Mosaic premieres January 22nd on HBO.
By Chris Flanagan
After watching Mosaic’s six-episode arc, I am more confused than when I started. Going into the show, I was excited because of the cast, the direction of Steven Soderbergh, who’s prematurely canceled project The Knick I am still in mourning for, and the secrecy surrounding the plot well before the show has even premiered. Not to mention the accompanying app that will allow viewers to see the story of Mosaic from multiple character perspectives as it unfolds. All of these things piqued my interest to the point where I was completely sold on the show before I even saw the first episode.
Then something happened… I watched it.
The plot centers around the character of Olivia Lake (Sharon Stone), who is a famous children’s book author that lives on a large property in Summit, Utah. Her land is potentially worth millions based on geological findings and has now become the focal point of rival businessmen in the area unbeknownst to her. They set out to force her to sell her property through deception and subterfuge, but before that can happen she goes missing and is presumed dead. What follows is a winding murder mystery spanning four years that involves a con-man fianceé, a hopeful artist who is living with her, the local sheriff and the aforementioned businessmen. Everyone is a suspect as the pieces begin to slowly fall into place episode by episode and while that might sound intriguing it proved to be extremely slow and plodding at times in its development.
Soderbergh’s signature style is on full display each episode as his beautifully shot scenes demand the most not only from its actors but also their surroundings. There are incredible uses of camerawork that make use of negative space around the actor(s) that evoke certain emotions given the scene that is just what Soderbergh is known for. Also, the casting is phenomenal featuring a very strong albeit shortlived presence in Stone’s Olivia Lake as well as Garrett Hedlund as Joel Hurley, the artist squatter. And while there are many more performances throughout the six episodes that are of note, the one the most sticks out is that of Devin Ratray as Officer Nate Henry. He easily became my favorite character during the series and was the moral compass with which the story revolved around.
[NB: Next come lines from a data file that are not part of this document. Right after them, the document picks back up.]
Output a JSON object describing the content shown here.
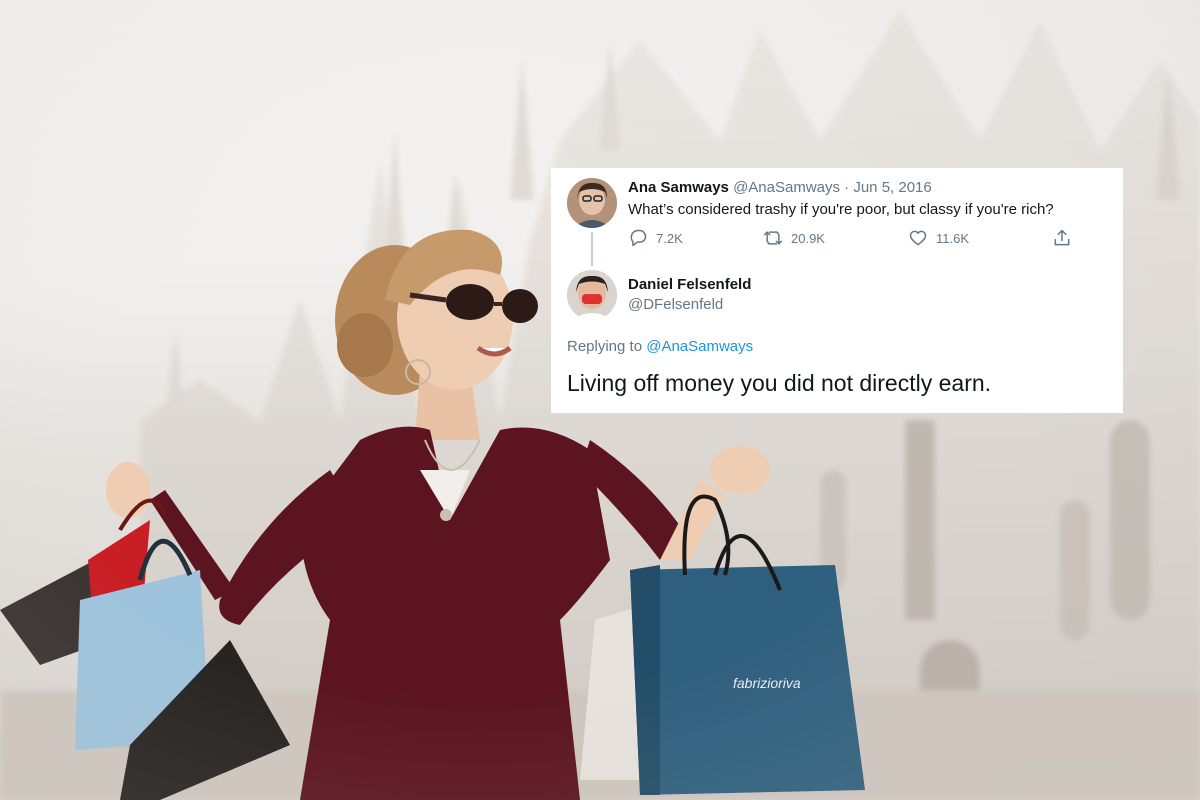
{
  "tweet": {
    "original": {
      "name": "Ana Samways",
      "handle": "@AnaSamways",
      "date": "Jun 5, 2016",
      "separator": " · ",
      "text": "What’s considered trashy if you're poor, but classy if you're rich?",
      "reply_count": "7.2K",
      "retweet_count": "20.9K",
      "like_count": "11.6K"
    },
    "reply": {
      "name": "Daniel Felsenfeld",
      "handle": "@DFelsenfeld",
      "replying_prefix": "Replying to ",
      "replying_to": "@AnaSamways",
      "text": "Living off money you did not directly earn."
    }
  },
  "colors": {
    "link": "#1b95e0",
    "muted": "#657786",
    "dress": "#5b1420",
    "shopping_bag_blue": "#2e5f7e"
  },
  "photo": {
    "bag_logo": "fabrizioriva"
  }
}
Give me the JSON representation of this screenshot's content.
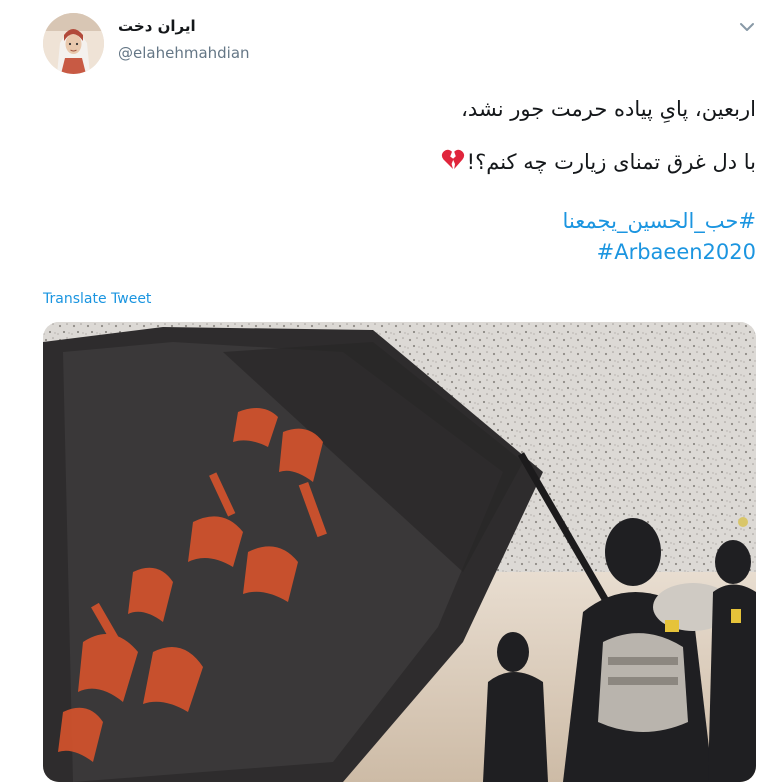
{
  "user": {
    "display_name": "ایران دخت",
    "handle": "@elahehmahdian"
  },
  "tweet": {
    "line1": "اربعین، پایِ پیاده حرمت جور نشد،",
    "line2": "با دل غرق تمنای زیارت چه کنم؟!",
    "emoji": "broken-heart-icon",
    "hashtags": [
      "#حب_الحسين_يجمعنا",
      "#Arbaeen2020"
    ]
  },
  "actions": {
    "translate": "Translate Tweet"
  },
  "colors": {
    "link": "#1b95e0",
    "secondary_text": "#657786",
    "primary_text": "#14171a",
    "broken_heart": "#e0253c"
  }
}
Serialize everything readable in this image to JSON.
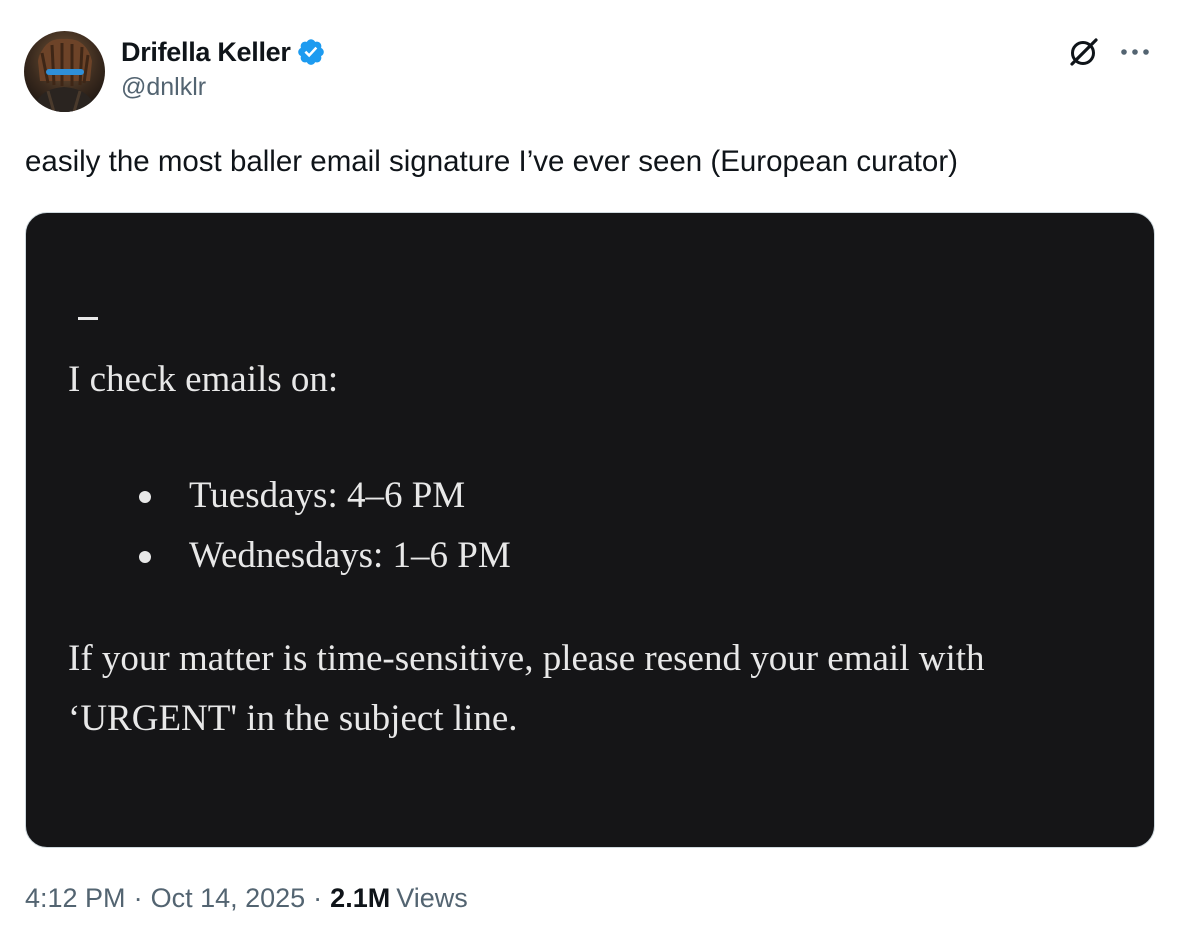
{
  "author": {
    "display_name": "Drifella Keller",
    "handle": "@dnlklr",
    "verified": true,
    "verified_color": "#1d9bf0"
  },
  "tweet": {
    "text": "easily the most baller email signature I’ve ever seen (European curator)"
  },
  "media": {
    "signature": {
      "dash": "—",
      "intro": "I check emails on:",
      "schedule": [
        "Tuesdays: 4–6 PM",
        "Wednesdays: 1–6 PM"
      ],
      "note_line1": "If your matter is time-sensitive, please resend your email with",
      "note_line2": "‘URGENT' in the subject line."
    },
    "background_color": "#151517"
  },
  "meta": {
    "time": "4:12 PM",
    "date": "Oct 14, 2025",
    "views_count": "2.1M",
    "views_label": "Views",
    "separator": "·"
  },
  "icons": {
    "grok": "grok-icon",
    "more": "more-horizontal-icon"
  },
  "colors": {
    "text_primary": "#0f1419",
    "text_secondary": "#536471",
    "border": "#cfd9de"
  }
}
What made this a difficult review was the question of whether or not I enjoyed the experience of watching this show. In short, I found the story interesting at times, however, most of the development was often boring and too slow to keep my attention for long spans of time. Each episode excelled at revealing a small piece of the conspiracy a little at a time which kept you wanting to keep going in order to get to the end but once the result arrived the payoff landed with a hard thud. In fact, it left me with more questions because so many other threads were left unresolved and the show seemed to be okay with leaving the viewer in that state of confusion. I then turned to the Mosaic App in hopes of finding some other piece of extra information that helped inform the finale but I was disappointed to find that only Olivia Lake’s story is available for viewing at this point. I will continue to monitor this after the show premieres in hopes that it adds some extra experience that helps soften the blow of the story’s anti-climactic ending, but at this point, I am not holding out much hope.
Overall, Mosaic had potential to be an intriguing murder mystery that keeps the audience guessing with each new episode, but the actual result is not that close. While it can be entertaining approaching each character that is introduced as Olivia’s possible killer, you are quickly disappointed in the story’s conclusion as all of those possible theories of who did it dissolve and you are left with just a simple ending that took too long to arrive at. Despite these setbacks, Mosaic is still a beautifully framed show that boasts incredible camerawork and cinematography on top of strong writing that is delivered by a solid cast. All of this helps elevate Mosaic to be slightly better than it actually is and my case it was worth sticking through until the end, but if you’re looking to this as becoming HBO’s next big show you will be sorely dissatisfied.
I give Mosaic a B-.